Follow Up on Hurricanes and Global Warming
In the comments to my post on the misleading headlines trying to tie Anthropogenic Global Warming to Hurricanes, there was a comment I wanted to address. Dean over at Today’s Democracy has a post looking at data on hurricanes over time. He even has a nifty chart.
A quick glance would make it look like the claim that global warming is responsible for hurricanes is problematic. After all, there are fewer storms right? Well, yeah, but that is what this research also noted. The research has claimed that while the total number of storms has declined (slightly), the severity of the storms has increased…or more accurately that the number of severe storms has increased. So this isn’t inconsistent with Dean’s data.
Another problem with Dean’s data is that it looks at only those hurricane’s that strike the U.S. while the research in question looks at hurricane’s on a global scale (yes, I know hurricanes in other parts of the world are called typhoons and cyclones), but apparently what is actually going on is pretty much the same. So it is problematic to use a subset of the global data to make statements at the global level.
Now all that being said, there are still some reasons to doubt that Katrina is a product of global warming. First, hurricane frequency and severity is cyclical. Apparently back in the 1920’s hurricanes were pretty bad. Was that global warming too? I have read that hurricane’s come in a 20 to 30 year cycle as well. Could that be part of what is going on? One of the things I have noticed about scientists engaged in global warming research is that they seem to love simple linear trend statistical models. The problem is that if the data you are looking at is cyclical and you don’t have a long enough time span you could get a spurious trend (that is fancy talk for finding a trend that doesn’t exist). The following pictures demonstrates the problem.
Only with a long enough time series can you spot this problem unless you have some reason before hand to suspect a cycle. Further, cycles may not be nice and periodic like the ones in the graph. El Nino is cyclic, but its periodicity is not well behaved like the sine function above. Same thing with the economy.
Another problem with simple linear trends is when there is autocorrelation present in the data. Autocorrelation (a.k.a. serial correlation) is when the error term in the current period is related to the error term in the previous term (actually this is called first order autocorrelation, and yes there is higher orders of autocorrelation). In this case, one can get a trend that is spurious as well. The following picture demonstrates this problem,
So the tendency to use the simple linear trend to show perceived trends in the data to members of the media and public could very well be misleading. Sure it makes for nice and simple to understand discussion, but the real process underlying what is actually going on is being hidden, in short it has the potential to be misleading.
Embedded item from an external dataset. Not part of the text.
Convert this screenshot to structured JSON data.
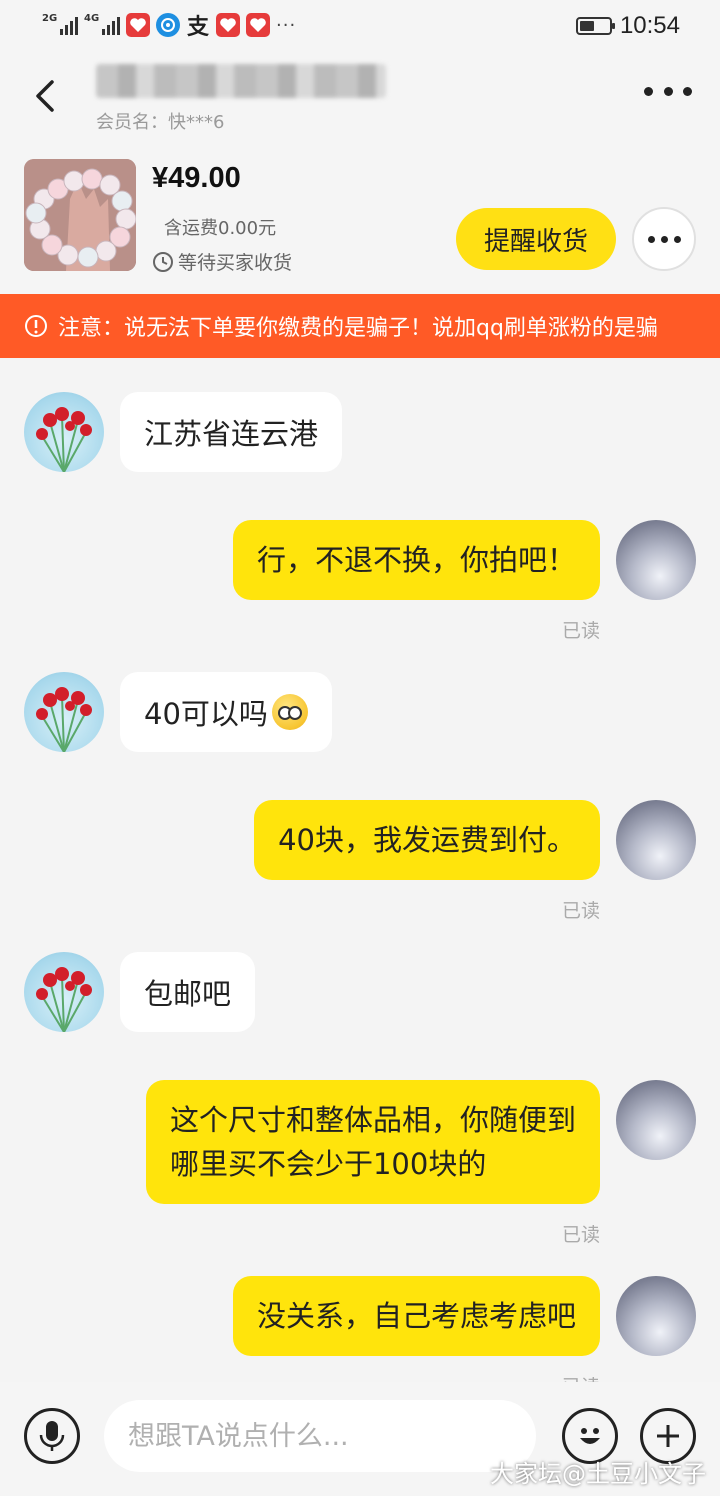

Another problem is that while there are hypotheses that are being put forward and developed that deal with the impact of global warming on hurricanes, it is somewhat suspicious to think that warming that is going to happen in say another 40 to 50 years is driving hurricanes today. As far as I know, hurricanes are not forward looking. Instead of anthropogenic global warming, this strikes me as anthropomorphic global warming.
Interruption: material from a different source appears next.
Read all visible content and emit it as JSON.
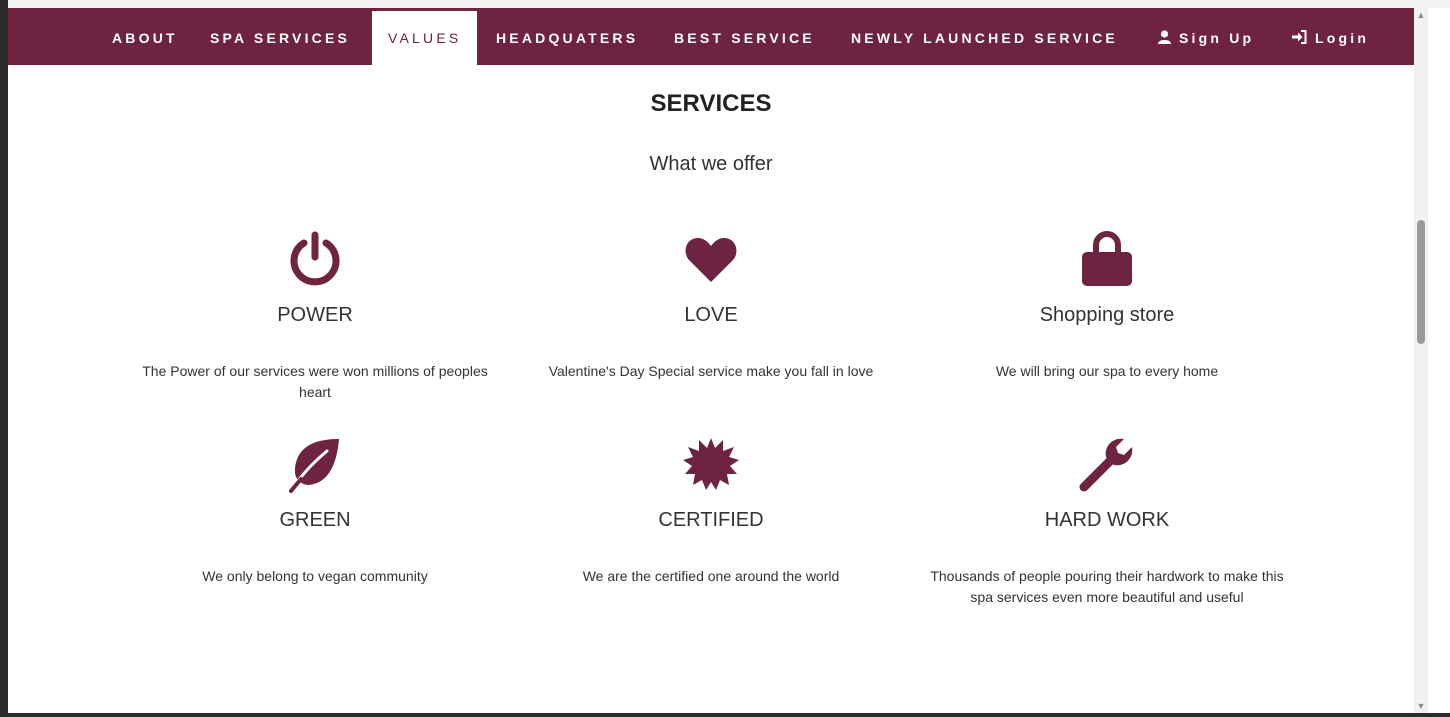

So I think out of all the people who worked on the recent research the best comments are from professor Peter Webster,
“But we donÃ¢€™t know a lot about how evaporation from the oceansÃ¢€™ surface works when the winds get up to around 100 miles per hour, as they do in hurricanes,” said Webster, who adds that this physical understanding will be crucial to connecting trends in hurricane intensity to overall climate change.
“If we can understand why the world sees about 85 named storms a year and not, for example, 200 or 25, then we might be able to say that what weÃ¢€™re seeing is consistent with what weÃ¢€™d expect in a global warming scenario. Without this understanding, a forecast of the number and intensity of tropical storms in a future warmer world would be merely statistical extrapolation.”
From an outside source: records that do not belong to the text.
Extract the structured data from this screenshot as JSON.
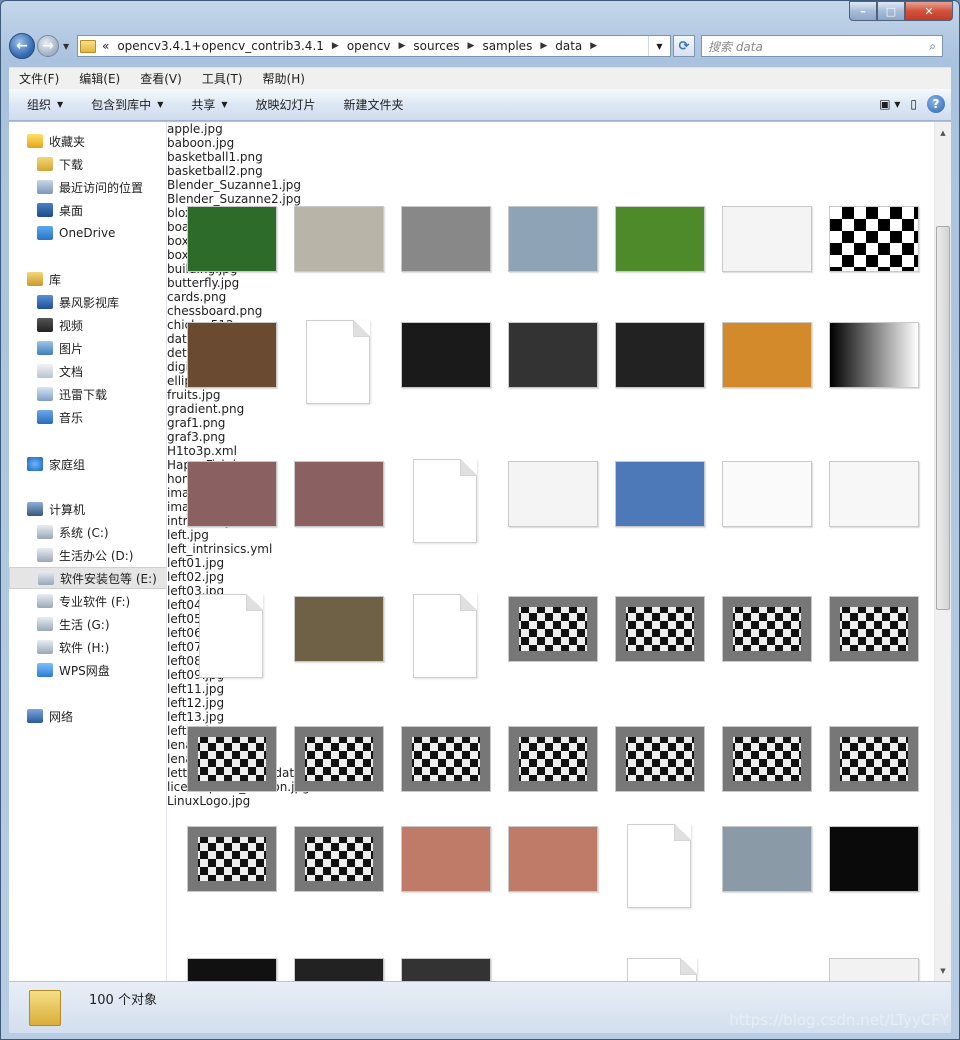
{
  "window": {
    "minimize": "–",
    "maximize": "□",
    "close": "✕"
  },
  "address": {
    "overflow": "«",
    "crumbs": [
      "opencv3.4.1+opencv_contrib3.4.1",
      "opencv",
      "sources",
      "samples",
      "data"
    ],
    "search_placeholder": "搜索 data"
  },
  "menu": [
    "文件(F)",
    "编辑(E)",
    "查看(V)",
    "工具(T)",
    "帮助(H)"
  ],
  "toolbar": [
    "组织",
    "包含到库中",
    "共享",
    "放映幻灯片",
    "新建文件夹"
  ],
  "nav": {
    "favorites": "收藏夹",
    "fav_items": [
      "下载",
      "最近访问的位置",
      "桌面",
      "OneDrive"
    ],
    "library": "库",
    "lib_items": [
      "暴风影视库",
      "视频",
      "图片",
      "文档",
      "迅雷下载",
      "音乐"
    ],
    "homegroup": "家庭组",
    "computer": "计算机",
    "drives": [
      "系统 (C:)",
      "生活办公 (D:)",
      "软件安装包等 (E:)",
      "专业软件 (F:)",
      "生活 (G:)",
      "软件 (H:)",
      "WPS网盘"
    ],
    "network": "网络"
  },
  "files": [
    [
      "apple.jpg",
      "baboon.jpg",
      "basketball1.png",
      "basketball2.png",
      "Blender_Suzanne1.jpg",
      "Blender_Suzanne2.jpg",
      "blox.jpg"
    ],
    [
      "board.jpg",
      "box.png",
      "box_in_scene.png",
      "building.jpg",
      "butterfly.jpg",
      "cards.png",
      "chessboard.png"
    ],
    [
      "chicky_512.png",
      "data01.xml",
      "detect_blob.png",
      "digits.png",
      "ellipses.jpg",
      "fruits.jpg",
      "gradient.png"
    ],
    [
      "graf1.png",
      "graf3.png",
      "H1to3p.xml",
      "HappyFish.jpg",
      "home.jpg",
      "imageTextN.png",
      "imageTextR.png"
    ],
    [
      "intrinsics.yml",
      "left.jpg",
      "left_intrinsics.yml",
      "left01.jpg",
      "left02.jpg",
      "left03.jpg",
      "left04.jpg"
    ],
    [
      "left05.jpg",
      "left06.jpg",
      "left07.jpg",
      "left08.jpg",
      "left09.jpg",
      "left11.jpg",
      "left12.jpg"
    ],
    [
      "left13.jpg",
      "left14.jpg",
      "lena.jpg",
      "lena_tmpl.jpg",
      "letter-recognition.data",
      "licenseplate_motion.jpg",
      "LinuxLogo.jpg"
    ]
  ],
  "status": {
    "count": "100 个对象"
  },
  "watermark": "https://blog.csdn.net/LTyyCFY",
  "colors": {
    "accent": "#3a6fb5",
    "selection": "#e5e5e5"
  }
}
As well as the comments of Jay Fein,
“Basic physical reasoning and climate model simulations and projections motivated this study,” said Jay Fein, director of NSFÃ¢€™s climate and large scale dynamics program, which funded the research. “These results will stimulate further research into the complex natural and anthropogenic processes influencing these tropical cyclone trends and characteristics.”
Or in short: Interesting result, there may be a relationship with global warming, but we need to do lots more research before we can speak with any degree of certainty on the subject.